Instructions to follow: Reprint all of the data below exactly as shown and skip every image.

============================================================

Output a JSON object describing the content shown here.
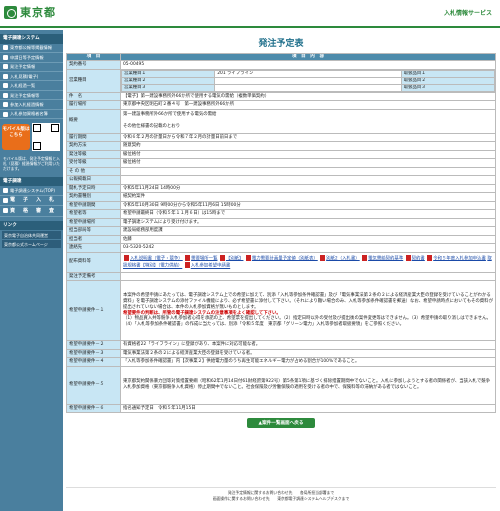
{
  "header": {
    "logo": "東京都",
    "service": "入札情報サービス"
  },
  "sidebar": {
    "section1": "電子調達システム",
    "items": [
      "東京都公報等掲載情報",
      "申請日等予定情報",
      "発注予定情報",
      "入札見積(電子)",
      "入札経過一覧",
      "発注予定情報等",
      "参加入札経過情報",
      "入札参加資格者名簿"
    ],
    "mobile": "モバイル版はこちら",
    "mobile_note": "モバイル版は、発注予定情報と入札（見積）経過情報がご利用いただけます。",
    "section2": "電子調達",
    "items2": [
      "電子調達システム(TOP)",
      "電　子　入　札",
      "資　格　審　査"
    ],
    "section3": "リンク",
    "links": [
      "東京電子自治体共同運営",
      "東京都公式ホームページ"
    ]
  },
  "page_title": "発注予定表",
  "table": {
    "col1": "項　目",
    "col2": "項　目　内　容",
    "rows": [
      {
        "label": "契約番号",
        "value": "05-00495"
      },
      {
        "label": "営業種目",
        "sub": [
          "営業種目１",
          "営業種目２",
          "営業種目３"
        ],
        "subval": [
          "201 ライフライン",
          "",
          ""
        ],
        "rank": [
          "取扱品目１",
          "取扱品目２",
          "取扱品目３"
        ]
      },
      {
        "label": "件　名",
        "value": "【電子】第一建設事務所外66か所で使用する電気の需給（複数単価契約）"
      },
      {
        "label": "履行場所",
        "value": "東京都中央区明石町２番４号　第一建設事務所外66か所"
      },
      {
        "label": "概要",
        "value": "第一建設事務所外66か所で使用する電気の需給\n\nその他仕様書の記載のとおり"
      },
      {
        "label": "履行期間",
        "value": "令和６年２月の計量日から令和７年２月の計量日前日まで"
      },
      {
        "label": "契約方法",
        "value": "随意契約"
      },
      {
        "label": "発注等級",
        "value": "級位格付"
      },
      {
        "label": "受付等級",
        "value": "級位格付"
      },
      {
        "label": "そ の 他",
        "value": ""
      },
      {
        "label": "公報掲載日",
        "value": ""
      },
      {
        "label": "開札予定日時",
        "value": "令和5年11月24日 14時00分"
      },
      {
        "label": "契約書種別",
        "value": "紙契約案件"
      },
      {
        "label": "希望申請期間",
        "value": "令和5年10月30日 9時00分から令和5年11月6日 15時00分"
      },
      {
        "label": "希望者等",
        "value": "希望申請最終日（令和５年１１月６日）は15時まで"
      },
      {
        "label": "希望申請場所",
        "value": "電子調達システムにより受け付けます。"
      },
      {
        "label": "担当部局等",
        "value": "建設局総務部用度課"
      },
      {
        "label": "担当者",
        "value": "佐藤"
      },
      {
        "label": "連絡先",
        "value": "03-5320-5242"
      }
    ],
    "docs_label": "配布資料等",
    "docs": [
      "入札説明書（電子・競争）",
      "需要場所一覧",
      "【別紙】",
      "電力需要計画量予定値（別紙表）",
      "別紙2（入札書）",
      "電気需給契約基準",
      "契約書",
      "令和５年度入札参加申込書",
      "取扱規格書【特別】（電力供給）",
      "入札参加希望申請書"
    ],
    "conditions_label": "発注予定備考",
    "req_label": "希望申請要件",
    "req1": "本案件の希望申請にあたっては、電子調達システム上での希望に加えて、別添「入札等参加条件確認書」及び「電気事業法第２条の２による経済産業大臣の登録を受けていることがわかる資料」を電子調達システムの添付ファイル機能により、必ず希望書に添付して下さい。（それにより難い場合のみ、入札等参加条件確認書を郵送）なお、希望申請時点においてもその資料が提出されていない場合は、本件の入札参加資格が無いものとします。",
    "req1b": "希望要件の判断は、所管の電子調達システムの注意事項をよく確認して下さい。",
    "req1c": "（1）物品買入共等競争入札参加者心得を承諾の上、希望票を提出してください。（2）指定日時以外の受付及び提出後の案件変更等はできません。（3）希望申請の取り消しはできません。（4）「入札等参加条件確認書」の作成に当たっては、別添「令和５年度　東京都「グリーン電力」入札等参加者取扱要領」をご参照ください。",
    "req2": "有資格者22「ライフライン」に登録があり、本案件に対応可能な者。",
    "req3": "電気事業法第２条の２による経済産業大臣の登録を受けている者。",
    "req4": "「入札等参加条件確認書」内【次事業２】供給電力量のうち再生可能エネルギー電力が占める割合が100%であること。",
    "req5": "東京都契約関係暴力団等対策措置要綱（昭和62年1月14日付61財経庶第922号）第5条第1項に基づく排除措置期間中でないこと。入札に参加しようとする者の関係者が、当該入札で競争入札参加資格（東京都競争入札資格）停止期間中でないこと。社会保険及び労働保険の適用を受ける者の中で、保険料等の滞納がある者ではないこと。",
    "req6": "指名通知予定日　令和５年11月15日"
  },
  "back_button": "▲案件一覧画面へ戻る",
  "footer": {
    "line1": "発注予定情報に関するお問い合わせ先　　各局所担当部署まで",
    "line2": "画面操作に関するお問い合わせ先　　東京都電子調達システムヘルプデスクまで"
  }
}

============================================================

Answer:
Output a JSON object describing the content shown here.
{
  "header": {
    "logo": "東京都",
    "service": "入札情報サービス"
  },
  "sidebar": {
    "section1": "電子調達システム",
    "items": [
      "東京都公報等掲載情報",
      "申請日等予定情報",
      "発注予定情報",
      "入札見積(電子)",
      "入札経過一覧",
      "発注予定情報等",
      "参加入札経過情報",
      "入札参加資格者名簿"
    ],
    "mobile": "モバイル版はこちら",
    "mobile_note": "モバイル版は、発注予定情報と入札（見積）経過情報がご利用いただけます。",
    "section2": "電子調達",
    "items2": [
      "電子調達システム(TOP)",
      "電　子　入　札",
      "資　格　審　査"
    ],
    "section3": "リンク",
    "links": [
      "東京電子自治体共同運営",
      "東京都公式ホームページ"
    ]
  },
  "page_title": "発注予定表",
  "table": {
    "col1": "項　目",
    "col2": "項　目　内　容",
    "rows": [
      {
        "label": "契約番号",
        "value": "05-00495"
      },
      {
        "label": "営業種目",
        "sub": [
          "営業種目１",
          "営業種目２",
          "営業種目３"
        ],
        "subval": [
          "201 ライフライン",
          "",
          ""
        ],
        "rank": [
          "取扱品目１",
          "取扱品目２",
          "取扱品目３"
        ]
      },
      {
        "label": "件　名",
        "value": "【電子】第一建設事務所外66か所で使用する電気の需給（複数単価契約）"
      },
      {
        "label": "履行場所",
        "value": "東京都中央区明石町２番４号　第一建設事務所外66か所"
      },
      {
        "label": "概要",
        "value": "第一建設事務所外66か所で使用する電気の需給\n\nその他仕様書の記載のとおり"
      },
      {
        "label": "履行期間",
        "value": "令和６年２月の計量日から令和７年２月の計量日前日まで"
      },
      {
        "label": "契約方法",
        "value": "随意契約"
      },
      {
        "label": "発注等級",
        "value": "級位格付"
      },
      {
        "label": "受付等級",
        "value": "級位格付"
      },
      {
        "label": "そ の 他",
        "value": ""
      },
      {
        "label": "公報掲載日",
        "value": ""
      },
      {
        "label": "開札予定日時",
        "value": "令和5年11月24日 14時00分"
      },
      {
        "label": "契約書種別",
        "value": "紙契約案件"
      },
      {
        "label": "希望申請期間",
        "value": "令和5年10月30日 9時00分から令和5年11月6日 15時00分"
      },
      {
        "label": "希望者等",
        "value": "希望申請最終日（令和５年１１月６日）は15時まで"
      },
      {
        "label": "希望申請場所",
        "value": "電子調達システムにより受け付けます。"
      },
      {
        "label": "担当部局等",
        "value": "建設局総務部用度課"
      },
      {
        "label": "担当者",
        "value": "佐藤"
      },
      {
        "label": "連絡先",
        "value": "03-5320-5242"
      }
    ],
    "docs_label": "配布資料等",
    "docs": [
      "入札説明書（電子・競争）",
      "需要場所一覧",
      "【別紙】",
      "電力需要計画量予定値（別紙表）",
      "別紙2（入札書）",
      "電気需給契約基準",
      "契約書",
      "令和５年度入札参加申込書",
      "取扱規格書【特別】（電力供給）",
      "入札参加希望申請書"
    ],
    "conditions_label": "発注予定備考",
    "req_label": "希望申請要件",
    "req1": "本案件の希望申請にあたっては、電子調達システム上での希望に加えて、別添「入札等参加条件確認書」及び「電気事業法第２条の２による経済産業大臣の登録を受けていることがわかる資料」を電子調達システムの添付ファイル機能により、必ず希望書に添付して下さい。（それにより難い場合のみ、入札等参加条件確認書を郵送）なお、希望申請時点においてもその資料が提出されていない場合は、本件の入札参加資格が無いものとします。",
    "req1b": "希望要件の判断は、所管の電子調達システムの注意事項をよく確認して下さい。",
    "req1c": "（1）物品買入共等競争入札参加者心得を承諾の上、希望票を提出してください。（2）指定日時以外の受付及び提出後の案件変更等はできません。（3）希望申請の取り消しはできません。（4）「入札等参加条件確認書」の作成に当たっては、別添「令和５年度　東京都「グリーン電力」入札等参加者取扱要領」をご参照ください。",
    "req2": "有資格者22「ライフライン」に登録があり、本案件に対応可能な者。",
    "req3": "電気事業法第２条の２による経済産業大臣の登録を受けている者。",
    "req4": "「入札等参加条件確認書」内【次事業２】供給電力量のうち再生可能エネルギー電力が占める割合が100%であること。",
    "req5": "東京都契約関係暴力団等対策措置要綱（昭和62年1月14日付61財経庶第922号）第5条第1項に基づく排除措置期間中でないこと。入札に参加しようとする者の関係者が、当該入札で競争入札参加資格（東京都競争入札資格）停止期間中でないこと。社会保険及び労働保険の適用を受ける者の中で、保険料等の滞納がある者ではないこと。",
    "req6": "指名通知予定日　令和５年11月15日"
  },
  "back_button": "▲案件一覧画面へ戻る",
  "footer": {
    "line1": "発注予定情報に関するお問い合わせ先　　各局所担当部署まで",
    "line2": "画面操作に関するお問い合わせ先　　東京都電子調達システムヘルプデスクまで"
  }
}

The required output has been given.